I’ve been working on this model for well over a year and a half. But, it’s finally done!
Baldwin Locomotive Works #42300 was built in August 1915 for the Texas State Railroad. Special attention was given to this locomotive at the builder because it was intended to be used for publicity value, in addition to regular freight service. The engine was delivered as TSRR #7.
When the Texas State folded in the 1920’s, #7 was sold to Southern Iron & Equipment Co., a scrap and locomotive dealer. Southern Iron rebuilt the locomotive, and sold it to the Blytheville, Leachville, and Arkansas Southern Railroad, and given the number 12.
In a few years, the BLAS was purchased by the Cotton Belt Line, formally referred to as the Saint Louis – Southwestern Ry. (SSW.) #12 was one of two ex-BLAS locomotives that the SSW retained. Being the lightest locomotive of the 2-6-0 Mogul type in use on the Cotton Belt, #12 was useful for branch line freight service.

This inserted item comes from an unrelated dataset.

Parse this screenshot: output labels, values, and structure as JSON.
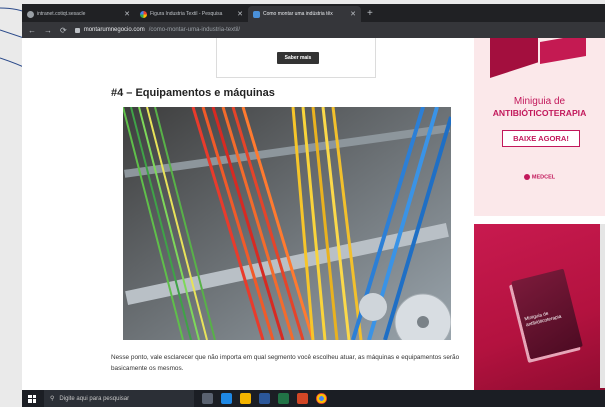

In the late 1930’s, #12 was rebuilt and slightly modified, and renumbered #412. In 1946, the SSW retired all of its coal-burning locomotives, and #412 was sold to the Arkansas Railroad, where it remained as their #412 until the locomotive was scrapped in 1957.
In the Great Railroad Series, the story ends a little differently.
In the series, #412 is leased to the Arkansas Railroad for two years, before the Arkansas Railroad returned the engine to the Cotton Belt. Before the engine was scrapped, it was purchased by the Ozark Mountain Railroad, and renumbered #1. The engine was used on construction, and before the road opened was named the Andrew, after one of the line’s initial investors. Andrew has served the OMRR with distinction for 71 years now, and remains in service to present day.
Nearly everything about this engine has changed at some point during construction. About the only thing that hasn’t undergone revision of some form is the air brake cylinders (under the cab and above the rear drive wheel.)
The model matches prototype dimensions very well, something I worked very hard to achieve. The engine is driven by a Power Functions train motor that drives the rear two drivers, and the IR receiver plus AA battery box are hidden under the coal load in the tender.
The only non-Lego parts are the drive rods, purchased from a person who 3d prints them. I must say, they are very well done, and he handled my custom request very well!
Surprisingly, no stickers were used on this model! The “OMRR” lettering is spelled with old Lego letter tiles, and the “1” was written using a sideways-building technique that I perfected on a previous model.
The only major drawback of this model is that as built it cannot negotiate a standard Lego track curve, so it needs a custom track to run on. Lacking a large amount of such track, I have not run extensive tests yet, but the motor seems to be very well-paired to the engines weight, so as to maximize power.
I also plan to eventually make instructions for this model available at some point in the future.